5 - The THING site now outranks us (which was to be expected), Amazon appears for a number of product searches (which was also to be expected). There's a lot of buzz about THING THINGS online, so our long term traffic wasn't going to remain huge forever. However, we've still got the big traffic and big conversion terms, so there hasn't been a massive impact on revenue.

Looking at our Google Analytics, factors 2 and 3 are having an impact on the site as a whole. In terms of THING THING sales, our actual generation of Revenue (which is much more important than Traffic) seems to be more closely related to our levels of stock.

Pray for warm weather and political stability which will then bring natural search and revenue back up as the public regains the confidence to spend and the need to buy.ill then bring natural search and revenue back up. nd 3 are having an impact on the site as a whole. In terms of THING THING sales, our actual generation of Revenue (which is much more important than Traffic) seems to be more closely related to our levels of stock.

Spam Bots Running Rampant

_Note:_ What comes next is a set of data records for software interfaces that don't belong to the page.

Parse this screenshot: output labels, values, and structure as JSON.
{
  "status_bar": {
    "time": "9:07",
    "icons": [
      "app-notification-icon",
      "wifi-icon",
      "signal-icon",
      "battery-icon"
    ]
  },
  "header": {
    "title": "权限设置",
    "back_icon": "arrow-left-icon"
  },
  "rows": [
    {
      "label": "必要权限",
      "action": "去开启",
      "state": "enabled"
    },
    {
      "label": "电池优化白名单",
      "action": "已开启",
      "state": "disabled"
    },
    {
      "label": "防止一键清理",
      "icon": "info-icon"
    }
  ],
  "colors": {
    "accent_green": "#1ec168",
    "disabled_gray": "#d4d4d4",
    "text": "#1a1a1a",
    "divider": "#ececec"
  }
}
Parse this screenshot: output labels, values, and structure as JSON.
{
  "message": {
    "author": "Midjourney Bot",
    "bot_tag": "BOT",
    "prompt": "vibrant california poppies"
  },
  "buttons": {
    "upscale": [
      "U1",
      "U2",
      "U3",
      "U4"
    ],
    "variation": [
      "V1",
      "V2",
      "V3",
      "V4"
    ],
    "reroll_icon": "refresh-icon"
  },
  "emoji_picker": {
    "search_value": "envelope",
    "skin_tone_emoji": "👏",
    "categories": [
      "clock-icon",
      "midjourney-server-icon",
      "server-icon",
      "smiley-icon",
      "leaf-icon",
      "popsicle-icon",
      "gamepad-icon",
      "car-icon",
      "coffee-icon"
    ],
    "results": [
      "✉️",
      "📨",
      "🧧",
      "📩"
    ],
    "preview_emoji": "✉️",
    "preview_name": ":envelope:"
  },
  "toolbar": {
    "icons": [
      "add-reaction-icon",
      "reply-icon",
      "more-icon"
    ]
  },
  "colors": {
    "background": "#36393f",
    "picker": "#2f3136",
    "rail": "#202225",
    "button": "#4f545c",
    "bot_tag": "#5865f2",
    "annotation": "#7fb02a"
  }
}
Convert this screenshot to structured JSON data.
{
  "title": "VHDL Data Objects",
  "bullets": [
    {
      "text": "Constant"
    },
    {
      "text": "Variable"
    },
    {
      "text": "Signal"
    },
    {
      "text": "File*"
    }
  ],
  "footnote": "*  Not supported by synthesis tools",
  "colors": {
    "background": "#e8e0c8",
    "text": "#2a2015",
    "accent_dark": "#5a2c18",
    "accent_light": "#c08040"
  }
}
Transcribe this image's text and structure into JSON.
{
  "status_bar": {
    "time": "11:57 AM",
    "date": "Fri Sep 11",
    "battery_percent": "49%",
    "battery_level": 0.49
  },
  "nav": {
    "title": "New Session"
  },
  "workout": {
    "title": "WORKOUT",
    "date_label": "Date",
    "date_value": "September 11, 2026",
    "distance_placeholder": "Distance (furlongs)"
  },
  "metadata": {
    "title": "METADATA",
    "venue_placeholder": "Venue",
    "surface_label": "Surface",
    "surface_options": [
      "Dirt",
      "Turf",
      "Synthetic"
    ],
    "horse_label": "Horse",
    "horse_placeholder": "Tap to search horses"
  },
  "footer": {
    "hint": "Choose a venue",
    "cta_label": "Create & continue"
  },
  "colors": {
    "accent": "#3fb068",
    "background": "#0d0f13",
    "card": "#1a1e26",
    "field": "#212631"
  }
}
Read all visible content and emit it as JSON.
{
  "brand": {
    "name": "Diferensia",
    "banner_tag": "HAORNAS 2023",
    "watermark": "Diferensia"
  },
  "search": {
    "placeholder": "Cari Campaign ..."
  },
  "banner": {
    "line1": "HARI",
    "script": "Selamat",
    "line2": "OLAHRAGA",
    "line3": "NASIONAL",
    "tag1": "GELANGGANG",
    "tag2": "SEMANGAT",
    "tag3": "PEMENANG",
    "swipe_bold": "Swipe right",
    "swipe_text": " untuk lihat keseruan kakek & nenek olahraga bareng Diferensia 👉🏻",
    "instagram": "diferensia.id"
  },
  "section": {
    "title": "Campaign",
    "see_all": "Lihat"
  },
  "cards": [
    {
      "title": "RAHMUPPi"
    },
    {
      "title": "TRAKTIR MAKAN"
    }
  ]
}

A couple of duplicate websites have appeared for a particular product we're selling at work.
They're all keyword domains so they ranks very easily and very quickly.
Obviously, we're working with the brand to get all of these sites shut down, so we'll see how that goes. Would be interesting to see just how quickly the product devalues if the brand is slow to act.

But what's more amazing is the sheer volume of spam keeping these sites afloat.
One has done a good job passing itself off as the official brand website for the product, getting it a fair number of natural links. Not a bad effort.

5 other identical sites (with slightly different urls) are all ranked purely on comment spam from blogs and forums. Some 1,500 unique links all generated by bots.

It's both impressive and horrifying!

Doing SEO properly has its many rewards, but I can't help being envious of those who use underhand tactics. However, when our retail site is our long term business, it's not like we can shrug our shoulders and not care if it crashes. But when it takes Google up to a year to act on spam fuelled sites, it doesn't inspire hope or encourage best practices.

Anyway, we're as high as we can be for the search term and once the illegal and counterfeight sites have been removed we'll be top.

In the meantime, it's on to other projects.

Age = Value for Social and Google

It's quite incredible how things build up exponentially. In this instance I'm talking about my Space Wolves blog, which, as many of you will know is my outlet for wargaming geekery.

It's the first blog I managed to keep going past the 6 month mark and in July it will be celebrating its 1st Birthday. It's become so successful, there may even be cake!

It;s success has come from not only offering great content and being able to easily browse old content, but because it's updated regular and it kept going.

And that's the big difference between the big blogs and the little blogs. Age.
I can now see why Google rates age so well, because age is equally rated in the social networks.
The more you post, the more people follow you and your following grows exponentially.

So if you got 1 follower a week and there are 52 weeks in a year, then that's 52 followers -providing that your audience doesn't grow exponentially of course.

Once you get some advertising on there, it makes the world of difference! Because now you're out to make money from your followers. Imagine each of your followers generates £1 a week for you, that could become £52 a week after a year of blogging.

Anyway, this is fast approaching Year One of social media marketing and blogging in a low conversion niche for me. It will be interesting to see what a second year brings.

Considering that I always believed all this social media marketing was a load of hogwash, it's been quite an eye opener. Now I can see how the top bloggers make their money. It's not necessarily because they're any good (in fact, I'd say most of them can't write for toffee!), it's because they've been around for so many years and have naturally accrued lots of repeat traffic.